The town of Bobbio, in central Italy, often recurs in Marco Bellocchio’s history, in the same way that the 17th-century episode of the ‘nun of Monza’ (whose affair with a Count led to the birth of a daughter and the death of several people in a morbid cover-up) will always have its place in Italian literature and the country’s shared consciousness. In Blood of My Blood, the two are put together in what amounts to an enigmatic, messy little tale awkwardly split down the middle. All you can see are broken shards on the floor, but boy, are they fascinating to look at.
The film starts by reworking the story of the nun of Monza in Bobbio’s Santa Chiara convent, where young nun Benedetta (Lidiya Liberman) is found to have been involved with a priest and – allegedly with the help of the devil – pushed him to commit suicide. We arrive on the scene following Federico Mai (Pier Giorgio Bellocchio), the dead priest’s twin brother, a man of arms with a clear purpose: get Benedetta to confess her sins so that his brother can be rehabilitated.
The convent’s top brass, meanwhile, are already hard at work in trying to extract a confession from the girl. Medieval trials, cheap good-cop/bad-cop tactics and intense shouting are all deployed, even involving Federico himself – which results in him falling under Benedetta’s spell.

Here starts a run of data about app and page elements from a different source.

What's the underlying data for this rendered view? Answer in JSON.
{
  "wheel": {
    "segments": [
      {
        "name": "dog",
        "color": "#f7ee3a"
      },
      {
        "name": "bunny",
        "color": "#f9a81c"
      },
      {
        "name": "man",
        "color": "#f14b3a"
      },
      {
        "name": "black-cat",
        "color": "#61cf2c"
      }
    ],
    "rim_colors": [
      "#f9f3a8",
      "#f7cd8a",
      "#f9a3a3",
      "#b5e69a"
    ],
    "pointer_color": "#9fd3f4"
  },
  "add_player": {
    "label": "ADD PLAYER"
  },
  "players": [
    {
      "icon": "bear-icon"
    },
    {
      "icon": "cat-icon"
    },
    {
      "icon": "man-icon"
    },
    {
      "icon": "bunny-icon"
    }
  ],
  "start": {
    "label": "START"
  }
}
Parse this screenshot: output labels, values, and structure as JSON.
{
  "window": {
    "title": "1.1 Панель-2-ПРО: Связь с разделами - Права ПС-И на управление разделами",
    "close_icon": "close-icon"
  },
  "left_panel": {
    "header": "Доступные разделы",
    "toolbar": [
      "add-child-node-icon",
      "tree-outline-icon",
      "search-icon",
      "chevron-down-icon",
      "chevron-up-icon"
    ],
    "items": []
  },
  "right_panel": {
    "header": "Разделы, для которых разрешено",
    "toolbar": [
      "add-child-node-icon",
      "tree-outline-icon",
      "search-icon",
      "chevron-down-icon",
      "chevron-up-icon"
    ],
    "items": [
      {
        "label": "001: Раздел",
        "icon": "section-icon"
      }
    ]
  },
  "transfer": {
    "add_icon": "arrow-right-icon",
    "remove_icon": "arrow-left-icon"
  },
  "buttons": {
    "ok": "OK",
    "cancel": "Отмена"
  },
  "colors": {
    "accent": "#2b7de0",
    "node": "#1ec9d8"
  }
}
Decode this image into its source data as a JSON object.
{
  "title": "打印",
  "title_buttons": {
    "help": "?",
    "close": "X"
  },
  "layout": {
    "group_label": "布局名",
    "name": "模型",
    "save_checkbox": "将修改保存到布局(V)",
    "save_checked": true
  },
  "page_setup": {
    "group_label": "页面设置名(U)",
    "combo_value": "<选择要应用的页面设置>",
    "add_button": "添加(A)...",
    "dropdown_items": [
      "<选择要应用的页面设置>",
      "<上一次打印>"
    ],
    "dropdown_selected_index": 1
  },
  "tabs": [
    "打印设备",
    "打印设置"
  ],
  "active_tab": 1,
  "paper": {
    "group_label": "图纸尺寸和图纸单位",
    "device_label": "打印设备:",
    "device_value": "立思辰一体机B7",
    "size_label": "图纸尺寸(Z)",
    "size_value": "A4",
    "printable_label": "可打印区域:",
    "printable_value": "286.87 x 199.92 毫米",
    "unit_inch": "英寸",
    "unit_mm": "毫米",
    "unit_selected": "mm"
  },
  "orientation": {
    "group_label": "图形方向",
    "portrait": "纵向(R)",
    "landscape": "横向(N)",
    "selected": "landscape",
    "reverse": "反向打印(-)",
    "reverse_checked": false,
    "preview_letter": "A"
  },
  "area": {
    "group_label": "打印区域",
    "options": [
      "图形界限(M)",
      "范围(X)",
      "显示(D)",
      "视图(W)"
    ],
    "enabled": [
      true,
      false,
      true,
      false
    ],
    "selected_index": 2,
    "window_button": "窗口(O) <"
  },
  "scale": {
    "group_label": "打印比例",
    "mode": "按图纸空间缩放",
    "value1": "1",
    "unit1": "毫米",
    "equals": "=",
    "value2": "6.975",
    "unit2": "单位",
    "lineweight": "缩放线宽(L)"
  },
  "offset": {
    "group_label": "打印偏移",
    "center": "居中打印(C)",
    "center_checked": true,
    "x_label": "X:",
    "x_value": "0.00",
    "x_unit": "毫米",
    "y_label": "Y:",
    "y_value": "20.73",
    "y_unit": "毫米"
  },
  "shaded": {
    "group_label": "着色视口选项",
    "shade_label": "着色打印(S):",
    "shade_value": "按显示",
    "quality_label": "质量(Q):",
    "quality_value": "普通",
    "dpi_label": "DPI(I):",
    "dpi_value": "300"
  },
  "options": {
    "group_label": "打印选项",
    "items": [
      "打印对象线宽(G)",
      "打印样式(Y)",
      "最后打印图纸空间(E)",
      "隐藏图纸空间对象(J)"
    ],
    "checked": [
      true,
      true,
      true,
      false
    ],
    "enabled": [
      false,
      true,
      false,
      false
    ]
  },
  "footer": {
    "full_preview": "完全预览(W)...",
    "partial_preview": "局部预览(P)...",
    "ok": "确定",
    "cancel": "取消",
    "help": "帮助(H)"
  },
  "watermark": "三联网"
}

Dense, linearly focused and satisfyingly meaty, the first half is everything that Bellocchio’s recent work is not (with the exception of Vincere) – which somehow should prepare you for the surprise of Blood of My Blood jumping forward to present-time Bobbio for its second part. Everything’s changed in town, except the convent itself, now in ruins and inhabited by a reclusive local Count (Roberto Herlitzka, the great, sly elder of Italian cinema). Buffoons, con men and Russian millionaires are out on the streets trying to upend the old order, while the Count and his vampiric old pals meet in a dentist’s waiting room to reassert their ancient power.
This is where Bellocchio starts playing a game of cat and mouse with the audience, seemingly establishing links between the two worlds (some of the actors reappear in different roles), but never going full circle on any of them. It seems to be his preferred mode nowadays, and it works mostly fine, as it blurs the lines on the half-baked sociological critique of modern provincial life while shining a flattering light on the inconsequential but rich plurality of voices and references in the film (2012’s Dormant Beauty is a less successful example of the same approach).
In playing its cards close to the chest, Blood of My Blood has a sort of built-in plausible deniability on everything it tries, further reinforced by strong local undertones that make it even more cryptic to international audiences.
What really matters though, below the stale surface of social commentary and religious jabs, is that Bellocchio can – and will – go home again. Bobbio is his hometown, the lost brother is his own, Federico is played by his son and the rest of the cast and crew reads like a family register.
This is literally the blood of Bellocchio’s blood, but then again, it always is. His cinema was born in his mother’s living room and has been haunted by it ever since. As it often happens, it wandered outside, shouted at the world with revolutionary anger, and it is now going back back into the womb in its twilight years.
Stubbornly self-referential, certainly, but also an adhesive that makes everything else, somehow, just stick. Huge credit also goes to a relative newcomer to Bellocchio World, with only his third collaboration: cinematographer Daniele Ciprì. A celebrated writer and director in his own right, he’s arguably the best cinematographer in Italy at the moment. Rivaling his virtuoso contribution to Vincere, Ciprì bathes the night in a river of blue for an inspired sequence scored to Scala & Kolacny Brothers’ cover of Nothing Else Matters, and makes pictorial masterpieces of Benedetta’s trials of fire, water and tears.
Blood of My Blood premiered at the Venice Film Festival.